Piazza Tre Martiri is the old heart of Rimini. Due to its location, Rimini became one of the most important centres connecting the south and north of the country, and the starting point for long journeys to the main destinations of Central and Eastern Europe. Piazza Tre Martiri was the old forum where important events in the public life of Ariminum were held. There is still a statue of Julius Caesar here with a cippus that says how the Roman Emperor addressed his legion after they crossed the Rubicon on their way to Rome. The centre of the city was also the crossroads of the decumano maximus, the current Corso Augusto that connected the Arco di Augusto and Via Flaminia – which began at Ponte Milvio in Rome – with Ponte di Tiberio from which began, and coincided in their first tract, Via Emilia in the direction of Piacenza and Via Popilia in the direction of Aquileia. It was also the crossroads of the cardo maximus, the current Via Garibaldi and Via IV Novembre, where the Piedmont road to Arezzo joined the coastal road.
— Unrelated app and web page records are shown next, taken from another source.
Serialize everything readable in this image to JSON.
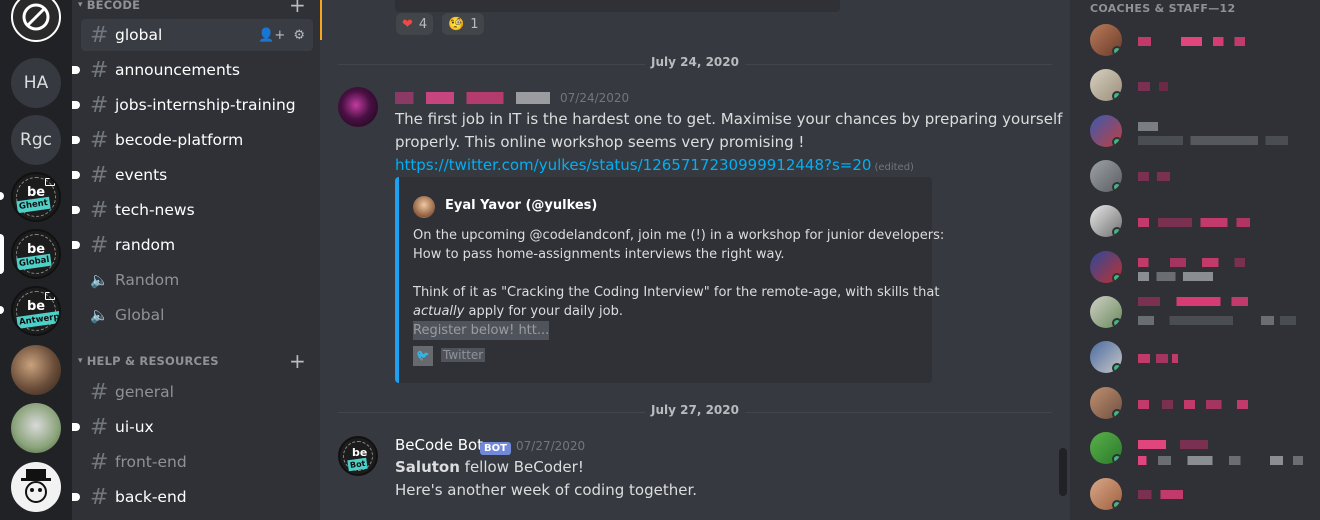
{
  "servers": {
    "items": [
      {
        "label": "HA"
      },
      {
        "label": "Rgc"
      },
      {
        "be": "be",
        "tag": "Ghent"
      },
      {
        "be": "be",
        "tag": "Global"
      },
      {
        "be": "be",
        "tag": "Antwerpen"
      }
    ]
  },
  "sidebar": {
    "category_becode": "BECODE",
    "category_help": "HELP & RESOURCES",
    "channels": [
      {
        "name": "global"
      },
      {
        "name": "announcements"
      },
      {
        "name": "jobs-internship-training"
      },
      {
        "name": "becode-platform"
      },
      {
        "name": "events"
      },
      {
        "name": "tech-news"
      },
      {
        "name": "random"
      },
      {
        "name": "Random"
      },
      {
        "name": "Global"
      }
    ],
    "help_channels": [
      {
        "name": "general"
      },
      {
        "name": "ui-ux"
      },
      {
        "name": "front-end"
      },
      {
        "name": "back-end"
      }
    ]
  },
  "chat": {
    "reactions": [
      {
        "emoji": "❤",
        "count": "4"
      },
      {
        "emoji": "🧐",
        "count": "1"
      }
    ],
    "date1": "July 24, 2020",
    "msg1": {
      "timestamp": "07/24/2020",
      "line1": "The first job in IT is the hardest one to get. Maximise your chances by preparing yourself",
      "line2": "properly. This online workshop seems very promising !",
      "link": "https://twitter.com/yulkes/status/1265717230999912448?s=20",
      "edited": "(edited)"
    },
    "embed": {
      "author": "Eyal Yavor (@yulkes)",
      "line1": "On the upcoming @codelandconf, join me (!) in a workshop for junior developers:",
      "line2": "How to pass home-assignments interviews the right way.",
      "line3": "Think of it as \"Cracking the Coding Interview\" for the remote-age, with skills that",
      "line4_em": "actually",
      "line4_rest": " apply for your daily job.",
      "line5": "Register below! htt...",
      "footer": "Twitter"
    },
    "date2": "July 27, 2020",
    "msg2": {
      "author": "BeCode Bot",
      "badge": "BOT",
      "timestamp": "07/27/2020",
      "line1_bold": "Saluton",
      "line1_rest": " fellow BeCoder!",
      "line2": "Here's another week of coding together.",
      "avatar_be": "be",
      "avatar_tag": "Bot"
    }
  },
  "members": {
    "category": "COACHES & STAFF—12"
  }
}
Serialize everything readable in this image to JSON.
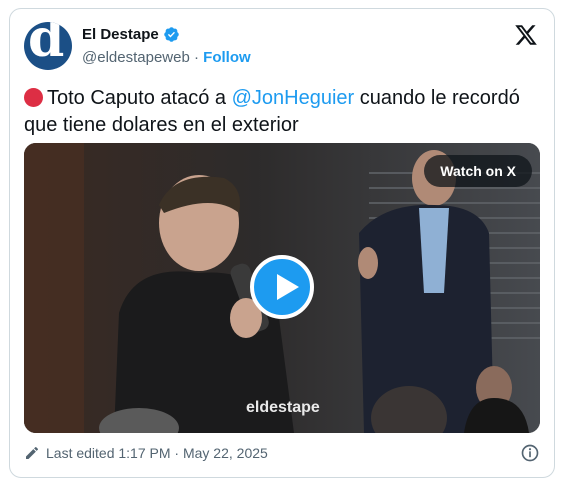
{
  "account": {
    "name": "El Destape",
    "handle": "@eldestapeweb",
    "separator": "·",
    "follow_label": "Follow",
    "avatar_letter": "d"
  },
  "tweet": {
    "text_before": "Toto Caputo atacó a ",
    "mention": "@JonHeguier",
    "text_after": " cuando le recordó que tiene dolares en el exterior"
  },
  "video": {
    "watch_label": "Watch on X",
    "watermark": "eldestape"
  },
  "footer": {
    "edited_label": "Last edited 1:17 PM · May 22, 2025"
  },
  "colors": {
    "accent": "#1d9bf0",
    "brand": "#1b4f86",
    "red_dot": "#dd2e44"
  }
}
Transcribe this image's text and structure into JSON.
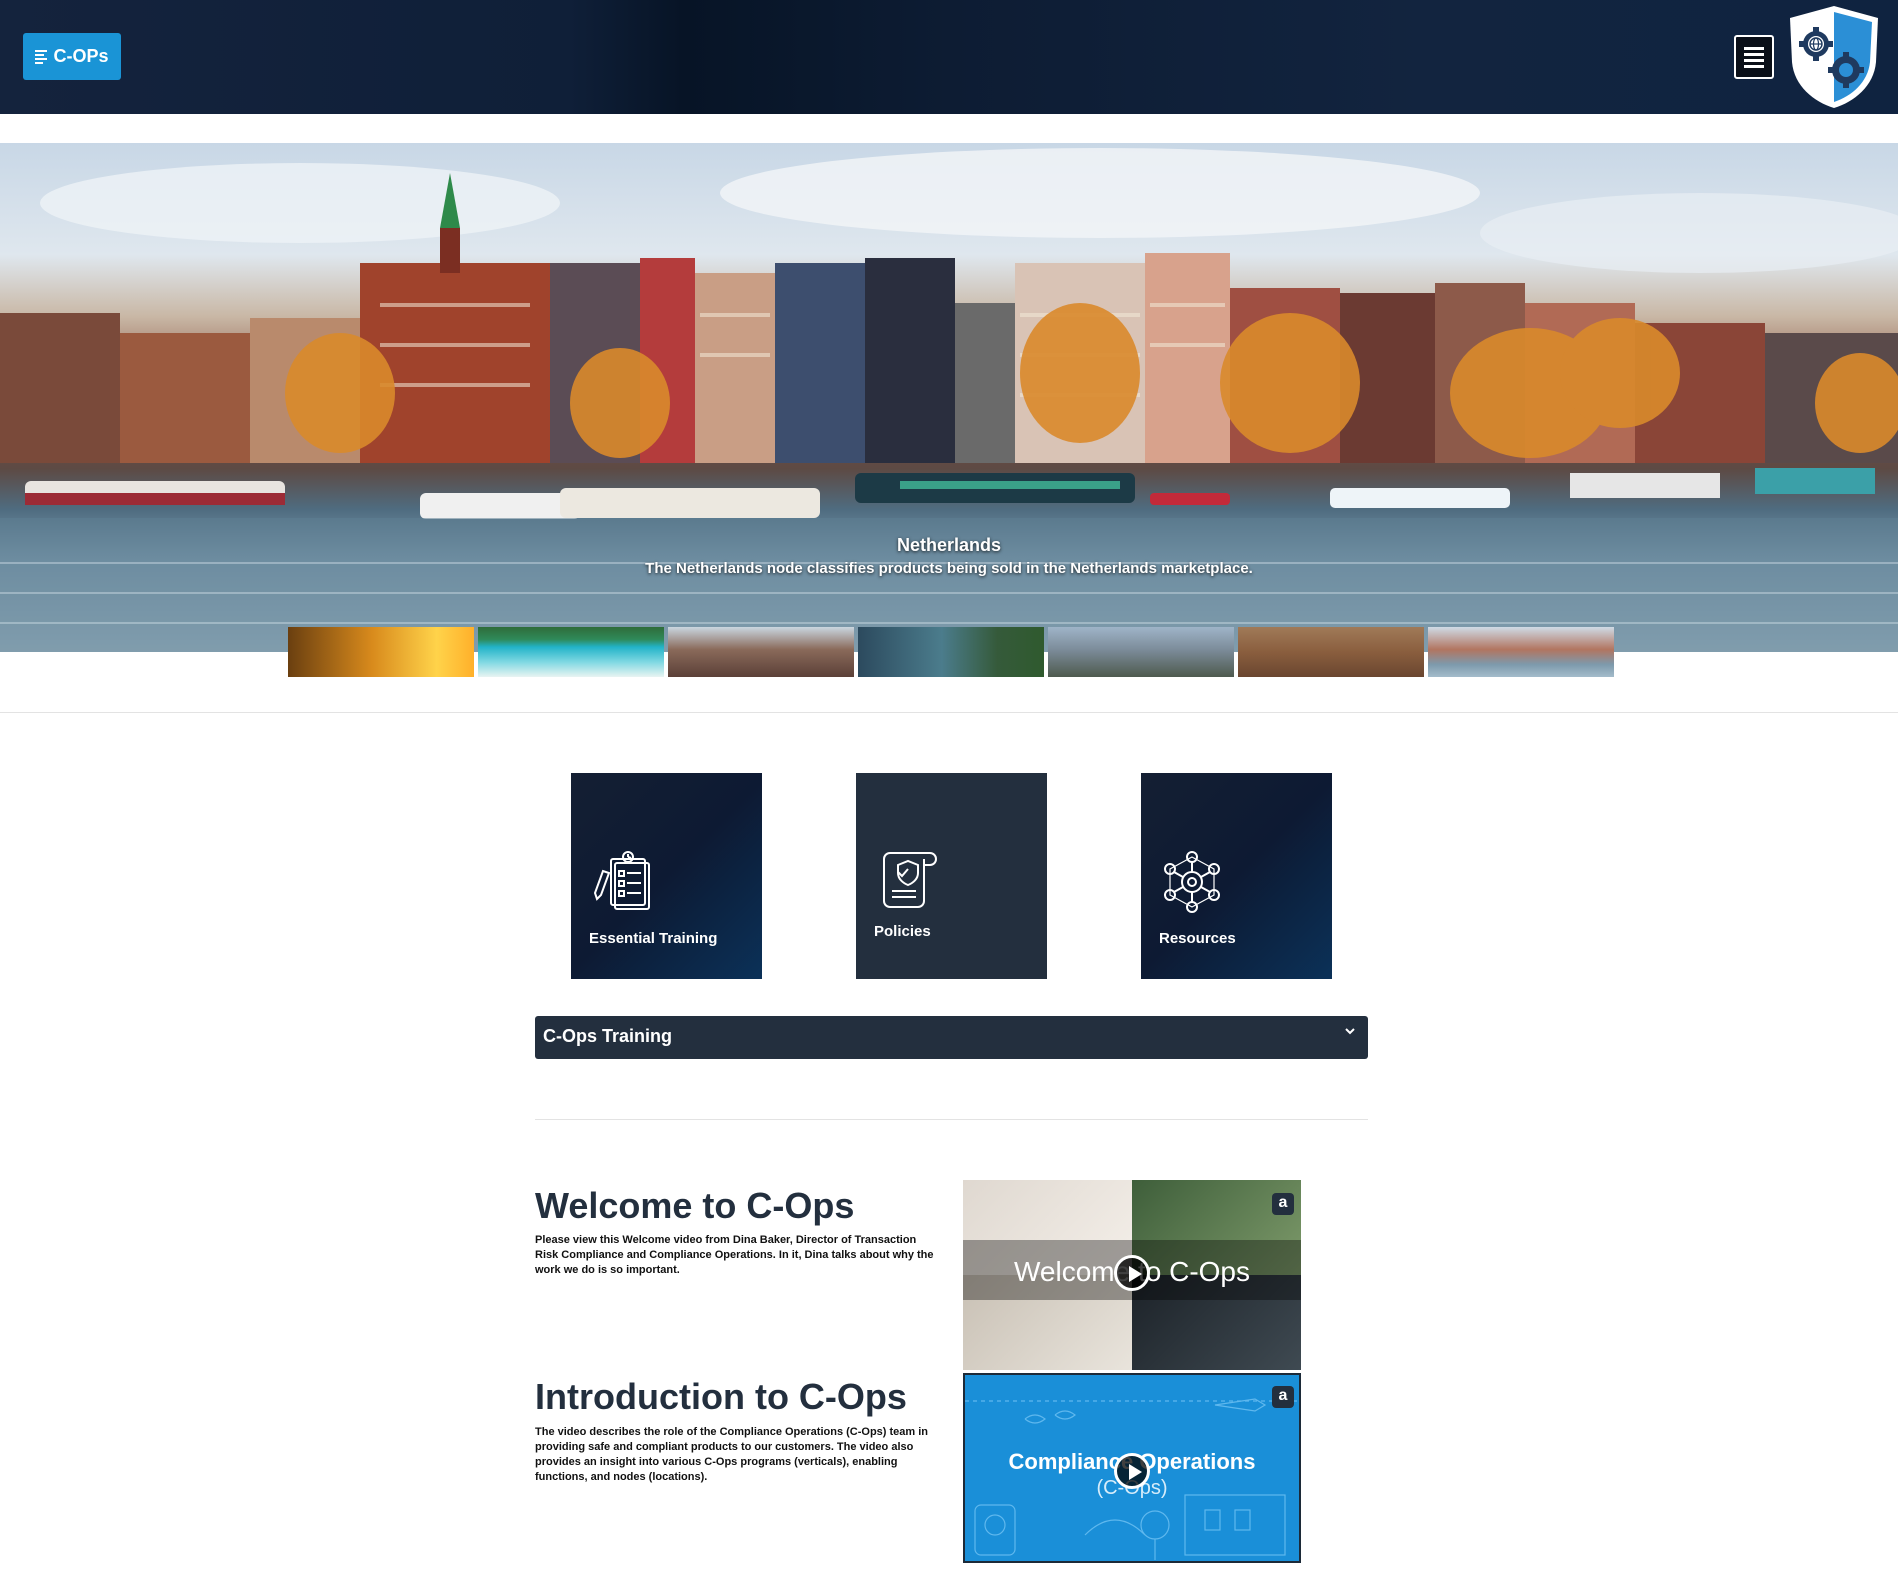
{
  "header": {
    "brand_label": "C-OPs",
    "menu_icon": "hamburger-menu-icon",
    "logo_icon": "shield-gear-globe-logo"
  },
  "hero": {
    "title": "Netherlands",
    "description": "The Netherlands node classifies products being sold in the Netherlands marketplace."
  },
  "thumbnails": [
    {
      "name": "taj-mahal-sunset"
    },
    {
      "name": "tropical-beach"
    },
    {
      "name": "european-old-town"
    },
    {
      "name": "river-gorge"
    },
    {
      "name": "great-wall"
    },
    {
      "name": "desert-cliffs"
    },
    {
      "name": "netherlands-canal"
    }
  ],
  "tiles": [
    {
      "label": "Essential Training",
      "icon": "clipboard-checklist-icon"
    },
    {
      "label": "Policies",
      "icon": "policy-scroll-shield-icon"
    },
    {
      "label": "Resources",
      "icon": "network-gear-icon"
    }
  ],
  "accordion": {
    "label": "C-Ops Training",
    "icon": "chevron-down-icon"
  },
  "videos": [
    {
      "title": "Welcome to C-Ops",
      "description": "Please view this Welcome video from Dina Baker, Director of Transaction Risk Compliance and Compliance Operations. In it, Dina talks about why the work we do is so important.",
      "thumbnail_text": "Welcome to C-Ops"
    },
    {
      "title": "Introduction to C-Ops",
      "description": "The video describes the role of the Compliance Operations (C-Ops) team in providing safe and compliant products to our customers. The video also provides an insight into various C-Ops programs (verticals), enabling functions, and nodes (locations).",
      "thumbnail_text": "Compliance Operations",
      "thumbnail_subtext": "(C-Ops)"
    }
  ],
  "colors": {
    "header_bg": "#0f1f38",
    "brand_button": "#1a94d6",
    "tile_bg": "#232f3e",
    "accordion_bg": "#232f3e",
    "title_text": "#232f3e",
    "video2_bg": "#1a8fd8"
  }
}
On the eastern side of the square is the colonnade with the Clock Tower, a handsome structure built in 1547 and to which a dial was added in 1753 that marked the days, movements of the zodiac and lunar phases. The square was renamed Tre Martiri (Three Martyrs) in honour of three partisans who died in 1944.
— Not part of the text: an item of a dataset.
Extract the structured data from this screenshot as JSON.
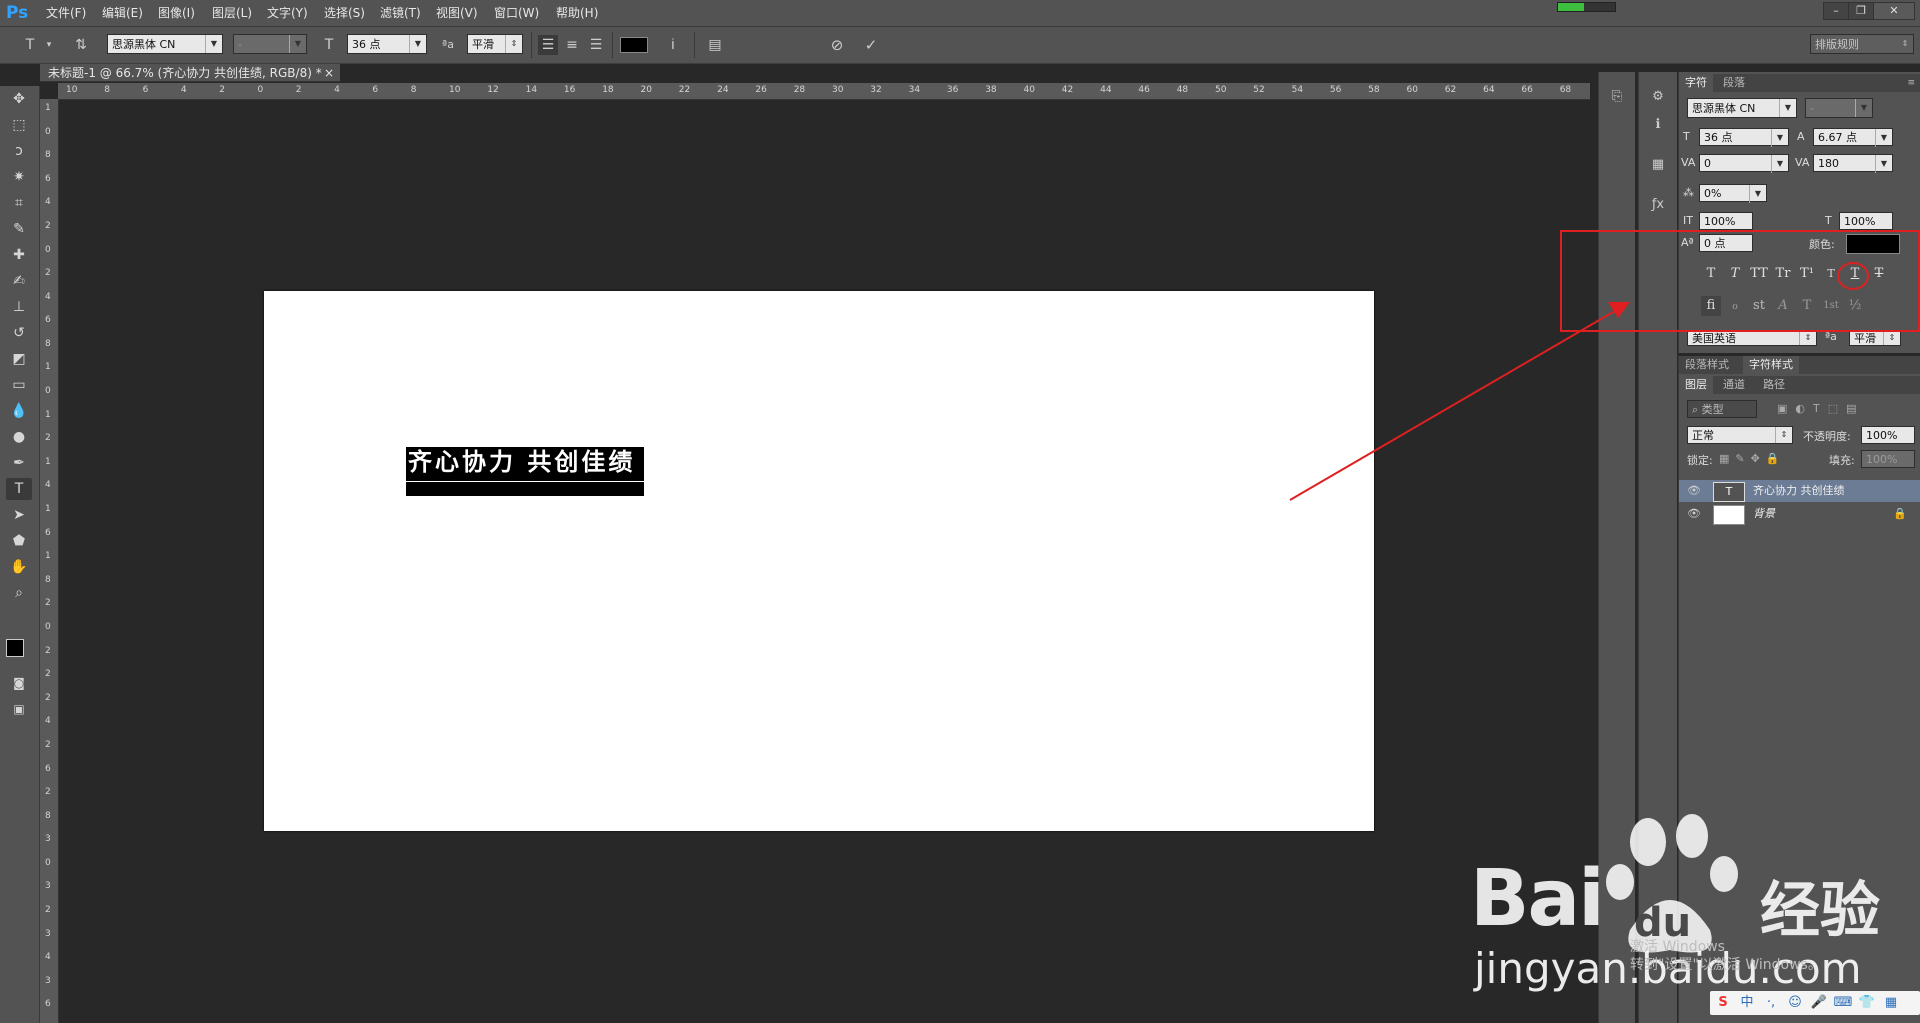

Walking towards Ponte di Tiberio, you will soon reach Piazza Cavour, the square which currently represents the beating heart of Rimini, and take the chance to have a pleasant rest.